By Carol Glatz
VATICAN CITY (Catholic News Service) — Medical advancements do not help if they treat people as objects or when they are applied only to those people who are not considered a burden and “deserve” to be helped, Pope Francis said.
In addition, euthanasia, which is legal in a number of places, “only seemingly promises to promote personal freedom; in reality it is based on a utilitarian view of the person, who becomes useless or may be equated with a cost if, from a medical point of view, there is no hope for improvement or pain can no longer be avoided,” he said.
The pontiff was speaking Sept. 2 to doctors, patients and members of the Italian Association of Medical Oncology. Pope Francis praised the nonprofit group for its work in promoting cancer prevention, personalized care for patients and cooperation among all medical and scientific fields for the common good.
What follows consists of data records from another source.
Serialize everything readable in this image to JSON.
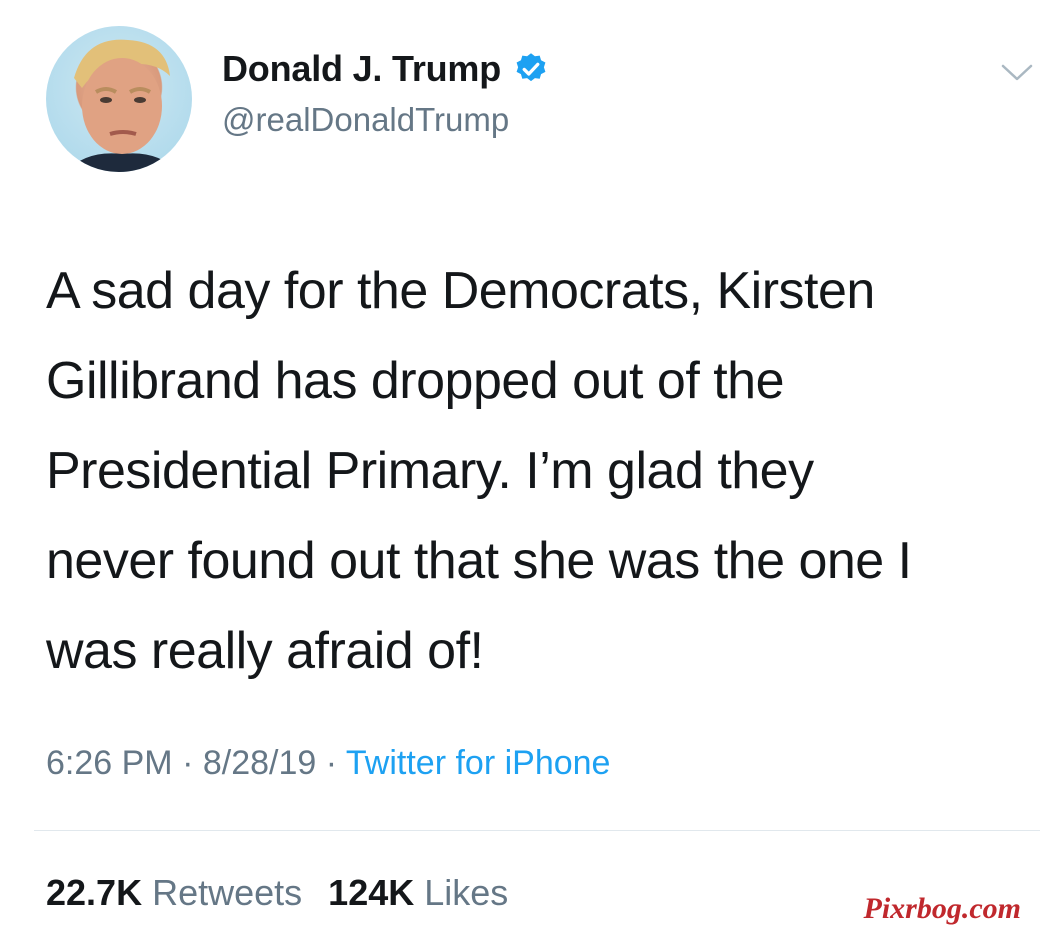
{
  "user": {
    "display_name": "Donald J. Trump",
    "handle": "@realDonaldTrump",
    "verified": true,
    "avatar_icon": "profile-photo"
  },
  "tweet": {
    "text_lines": [
      "A sad day for the Democrats, Kirsten",
      "Gillibrand has dropped out of the",
      "Presidential Primary. I’m glad they",
      "never found out that she was the one I",
      "was really afraid of!"
    ]
  },
  "meta": {
    "time": "6:26 PM",
    "separator": " · ",
    "date": "8/28/19",
    "source": "Twitter for iPhone"
  },
  "stats": {
    "retweets_count": "22.7K",
    "retweets_label": "Retweets",
    "likes_count": "124K",
    "likes_label": "Likes"
  },
  "watermark": "Pixrbog.com",
  "colors": {
    "verified_badge": "#1da1f2",
    "link": "#1da1f2",
    "secondary_text": "#657786",
    "watermark": "#c0282d"
  },
  "icons": {
    "menu": "chevron-down-icon",
    "verified": "verified-badge-icon"
  }
}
This customized and multifaceted kind of oncological care focuses not just on the illness, but also on the patient, utilizing medical advancements to serve the person, he said.
“Technology is not at the service of people when it reduces them to things, when it distinguishes between who still deserves to be cured and who doesn’t because they are considered to be just a burden” and something to be “thrown away,” Pope Francis said.
After criticizing the practice of euthanasia, the Holy Father underlined the importance of accompanying patients throughout their illness and providing palliative care and hospice, which all help contribute to “a culture and practices more attentive to the value of every person.”
He asked members of the group to resist becoming discouraged by the lack of understanding they may face or by the “relentless proposal for more radical and hasty paths” to take.
Pope Francis encouraged them to find ways to always “translate hope” and offer it even in the most difficult cases.
He also recognized the important role of raising greater public awareness about cancer prevention, regular testing and healthy habits.
“The best and truest prevention, in fact, is a healthy environment and a lifestyle that respects the human body” and how it works, he said.
“As we know, this does not always depend on individual choices, but also on the places where people live, especially in major city centers, that subject the body to constant stress” because of their fast-paced lifestyle and exposure to pollutants.
This, too, highlights the need to take care of the natural world, “our common home which we have to respect so that it respects us back,” he said.
“Safeguarding the environment and the fight against tumors then become two sides of the same problem, two complementary aspects of the same battle of civilization and humanity.”